If you’re struggling with cash flow, we can help you negotiate with creditors including suppliers, landlords and HMRC.

Negotiating with
creditors and stakeholders

If you’re struggling to balance your finances and being chased by suppliers for payment, you’re not alone. It may not feel like it, but you do have options. We help companies to quickly assess their options and to negotiate with creditors and suppliers to improve working capital and alleviate cash flow pressure.

Every situation is different, but we often find that creditors – whether suppliers, landlords or lenders – want to help and find a compromise, especially in the current climate. Lack of communication is often the biggest problem; creditors will expect you to have a realistic repayment proposal and will also want to know that you have asked for similar concessions from other stakeholders.

We’ve helped countless companies to successfully negotiate with their landlords, suppliers and HMRC – a coordinated plan, fronted by professionals, has a better chance of being accepted than a more ad-hoc approach.

What are your options?

We can work with you to assess your options and quickly identify solutions to ease financial pressure.

The first step is to prepare a realistic forecast to estimate how much cash you need. It needn’t be complicated; it just needs to be prudent and justifiable – particularly when it comes to sales. This is important for two reasons:

  • Creditors who you are asking for support may want to see your forecasts. If the forecast is obviously unrealistic you are much less likely to get the buy-in you need from suppliers, lenders and landlords.
  • You want a realistic picture for yourself of what your cash flow will look like. Over-optimism usually means you take insufficient action and makes the situation worse.

Once you have a realistic picture of your cash flow over the short/medium term the next step is to identify how this shortfall will be made up – this essentially means identifying which creditors you will ask for additional credit or extended repayment terms.

The third step is to put the plan into action. We can help you request a concession from your landlord(s), such as a rent reduction/holiday or different payment terms e.g. paying monthly.
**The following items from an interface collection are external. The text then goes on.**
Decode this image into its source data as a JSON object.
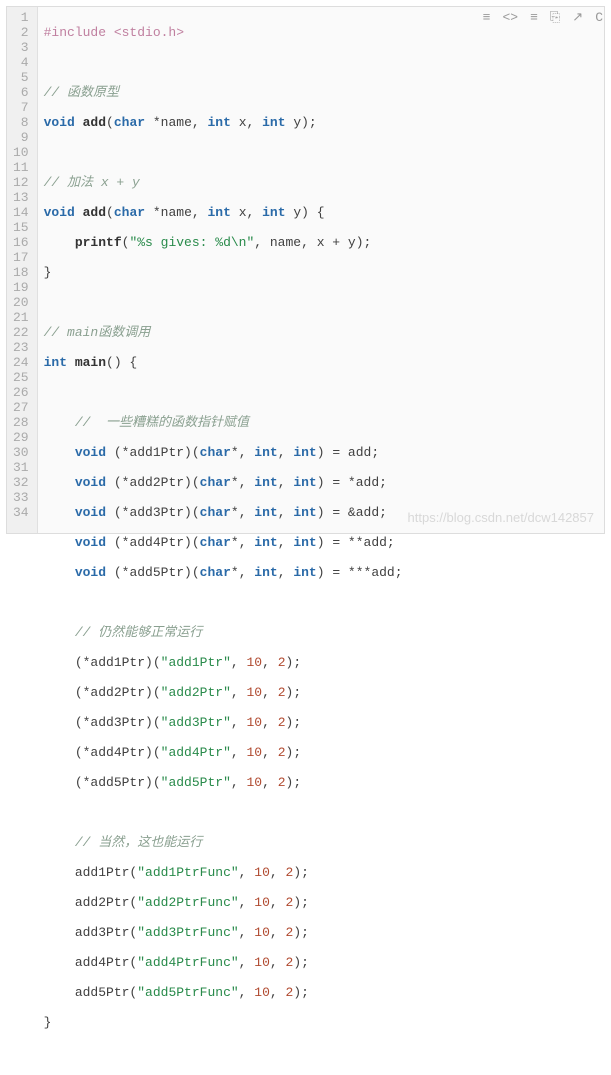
{
  "toolbar": {
    "icon1": "≡",
    "icon2": "<>",
    "icon3": "≡",
    "icon4": "⎘",
    "icon5": "↗",
    "lang": "C"
  },
  "lines": {
    "count": 34
  },
  "code": {
    "l1_pre": "#include <stdio.h>",
    "l3_c": "// 函数原型",
    "l4_void": "void",
    "l4_add": " add",
    "l4_p1": "(",
    "l4_char": "char",
    "l4_name": " *name, ",
    "l4_int1": "int",
    "l4_x": " x, ",
    "l4_int2": "int",
    "l4_y": " y);",
    "l6_c": "// 加法 x + y",
    "l7_void": "void",
    "l7_add": " add",
    "l7_p1": "(",
    "l7_char": "char",
    "l7_name": " *name, ",
    "l7_int1": "int",
    "l7_x": " x, ",
    "l7_int2": "int",
    "l7_y": " y) {",
    "l8_ind": "    ",
    "l8_printf": "printf",
    "l8_p1": "(",
    "l8_str": "\"%s gives: %d\\n\"",
    "l8_rest": ", name, x + y);",
    "l9": "}",
    "l11_c": "// main函数调用",
    "l12_int": "int",
    "l12_main": " main",
    "l12_rest": "() {",
    "l14_c": "    //  一些糟糕的函数指针赋值",
    "l15_ind": "    ",
    "l15_void": "void",
    "l15_p": " (*add1Ptr)(",
    "l15_char": "char",
    "l15_c2": "*, ",
    "l15_int1": "int",
    "l15_c3": ", ",
    "l15_int2": "int",
    "l15_c4": ") = add;",
    "l16_ind": "    ",
    "l16_void": "void",
    "l16_p": " (*add2Ptr)(",
    "l16_char": "char",
    "l16_c2": "*, ",
    "l16_int1": "int",
    "l16_c3": ", ",
    "l16_int2": "int",
    "l16_c4": ") = *add;",
    "l17_ind": "    ",
    "l17_void": "void",
    "l17_p": " (*add3Ptr)(",
    "l17_char": "char",
    "l17_c2": "*, ",
    "l17_int1": "int",
    "l17_c3": ", ",
    "l17_int2": "int",
    "l17_c4": ") = &add;",
    "l18_ind": "    ",
    "l18_void": "void",
    "l18_p": " (*add4Ptr)(",
    "l18_char": "char",
    "l18_c2": "*, ",
    "l18_int1": "int",
    "l18_c3": ", ",
    "l18_int2": "int",
    "l18_c4": ") = **add;",
    "l19_ind": "    ",
    "l19_void": "void",
    "l19_p": " (*add5Ptr)(",
    "l19_char": "char",
    "l19_c2": "*, ",
    "l19_int1": "int",
    "l19_c3": ", ",
    "l19_int2": "int",
    "l19_c4": ") = ***add;",
    "l21_c": "    // 仍然能够正常运行",
    "l22_ind": "    ",
    "l22_a": "(*add1Ptr)(",
    "l22_s": "\"add1Ptr\"",
    "l22_c": ", ",
    "l22_n1": "10",
    "l22_c2": ", ",
    "l22_n2": "2",
    "l22_e": ");",
    "l23_ind": "    ",
    "l23_a": "(*add2Ptr)(",
    "l23_s": "\"add2Ptr\"",
    "l23_c": ", ",
    "l23_n1": "10",
    "l23_c2": ", ",
    "l23_n2": "2",
    "l23_e": ");",
    "l24_ind": "    ",
    "l24_a": "(*add3Ptr)(",
    "l24_s": "\"add3Ptr\"",
    "l24_c": ", ",
    "l24_n1": "10",
    "l24_c2": ", ",
    "l24_n2": "2",
    "l24_e": ");",
    "l25_ind": "    ",
    "l25_a": "(*add4Ptr)(",
    "l25_s": "\"add4Ptr\"",
    "l25_c": ", ",
    "l25_n1": "10",
    "l25_c2": ", ",
    "l25_n2": "2",
    "l25_e": ");",
    "l26_ind": "    ",
    "l26_a": "(*add5Ptr)(",
    "l26_s": "\"add5Ptr\"",
    "l26_c": ", ",
    "l26_n1": "10",
    "l26_c2": ", ",
    "l26_n2": "2",
    "l26_e": ");",
    "l28_c": "    // 当然，这也能运行",
    "l29_ind": "    ",
    "l29_a": "add1Ptr(",
    "l29_s": "\"add1PtrFunc\"",
    "l29_c": ", ",
    "l29_n1": "10",
    "l29_c2": ", ",
    "l29_n2": "2",
    "l29_e": ");",
    "l30_ind": "    ",
    "l30_a": "add2Ptr(",
    "l30_s": "\"add2PtrFunc\"",
    "l30_c": ", ",
    "l30_n1": "10",
    "l30_c2": ", ",
    "l30_n2": "2",
    "l30_e": ");",
    "l31_ind": "    ",
    "l31_a": "add3Ptr(",
    "l31_s": "\"add3PtrFunc\"",
    "l31_c": ", ",
    "l31_n1": "10",
    "l31_c2": ", ",
    "l31_n2": "2",
    "l31_e": ");",
    "l32_ind": "    ",
    "l32_a": "add4Ptr(",
    "l32_s": "\"add4PtrFunc\"",
    "l32_c": ", ",
    "l32_n1": "10",
    "l32_c2": ", ",
    "l32_n2": "2",
    "l32_e": ");",
    "l33_ind": "    ",
    "l33_a": "add5Ptr(",
    "l33_s": "\"add5PtrFunc\"",
    "l33_c": ", ",
    "l33_n1": "10",
    "l33_c2": ", ",
    "l33_n2": "2",
    "l33_e": ");",
    "l34": "}"
  },
  "watermark": "https://blog.csdn.net/dcw142857"
}
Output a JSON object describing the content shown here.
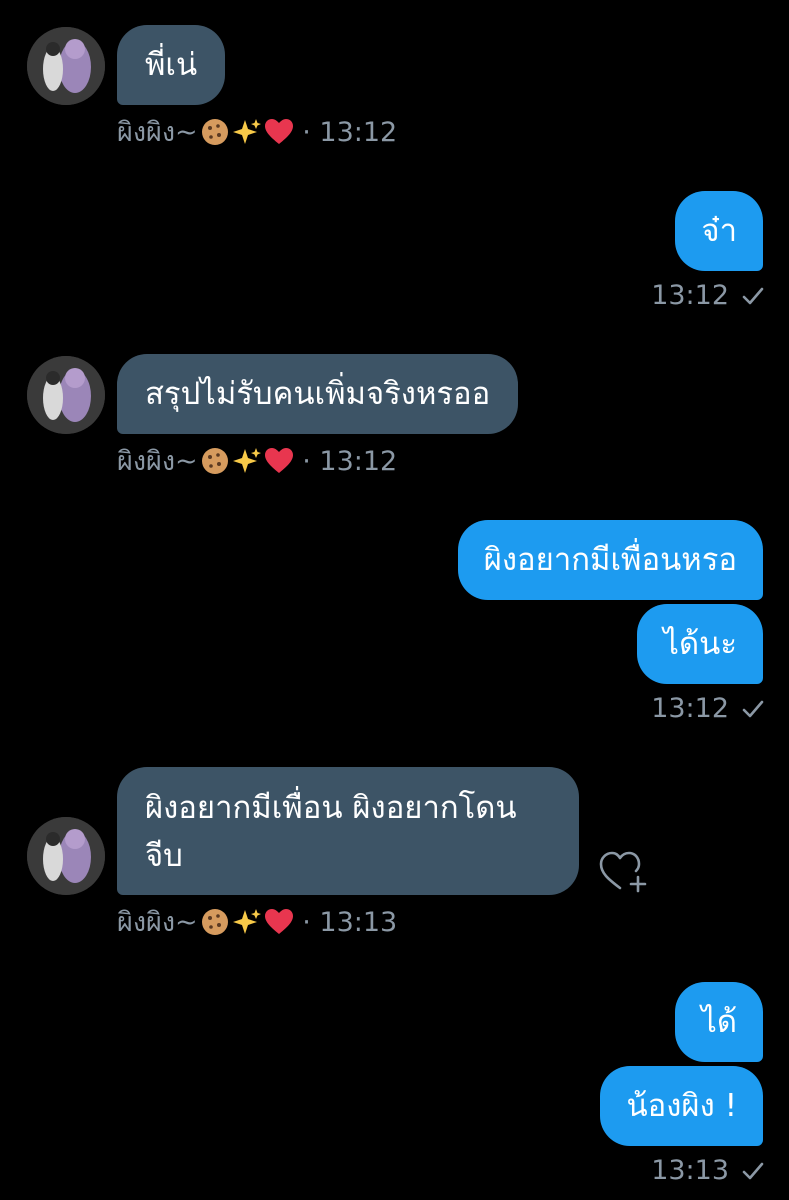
{
  "messages": [
    {
      "text": "พี่เน่"
    },
    {
      "text": "จ๋า"
    },
    {
      "text": "สรุปไม่รับคนเพิ่มจริงหรออ"
    },
    {
      "text": "ผิงอยากมีเพื่อนหรอ"
    },
    {
      "text": "ได้นะ"
    },
    {
      "text_line1": "ผิงอยากมีเพื่อน ผิงอยากโดน",
      "text_line2": "จีบ"
    },
    {
      "text": "ได้"
    },
    {
      "text": "น้องผิง !"
    }
  ],
  "sender": {
    "name": "ผิงผิง~",
    "emoji_icons": [
      "cookie-icon",
      "sparkles-icon",
      "heart-icon"
    ]
  },
  "meta": {
    "in_1": " · 13:12",
    "out_1": "13:12",
    "in_2": " · 13:12",
    "out_2": "13:12",
    "in_3": " · 13:13",
    "out_3": "13:13"
  },
  "colors": {
    "incoming_bubble": "#3d5466",
    "outgoing_bubble": "#1d9bf0",
    "meta_text": "#8b98a5",
    "background": "#000000"
  }
}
While landlords are entitled to take a hard line, many will use their discretion to avoid having vacant premises. However, they may well ask for detailed financial information and forecasts to inform their decision making.

Depending on what kind of facilities you have, banks or other funders may agree to a payment holiday, rescheduling of your repayments or a temporary increase in your overdraft or working capital facility. Similarly, asking suppliers, particularly the large ones, to relax credit terms is an option which should also be explored.

How should you
approach creditors?

Our experience in dealing with creditors has shown that how you communicate and engage with them makes a big difference to the outcome

When it comes to negotiating with creditors it’s important to be upfront with them – they’re much more likely to co-operate if you ask them for help, rather than just unilaterally delaying payments.

Larger creditors, particularly funders, may want to see your forecasts and be comfortable that these are sensible if they are going to support you. They may also want you to explain what other measures you’re taking and which other stakeholders you’ve approached for help.

Coming up with a coherent plan and ‘selling’ this to your creditors might be outside your natural comfort zone – but it can be done. If you feel you need help with the process, we’ve helped hundreds of clients to prepare forecasts, identify how a cash shortfall can be managed and negotiate with creditors to agree extended credit or defer payments.

We can help you to prepare, draft and present robust information to stakeholders to address any concerns and get the best possible outcome.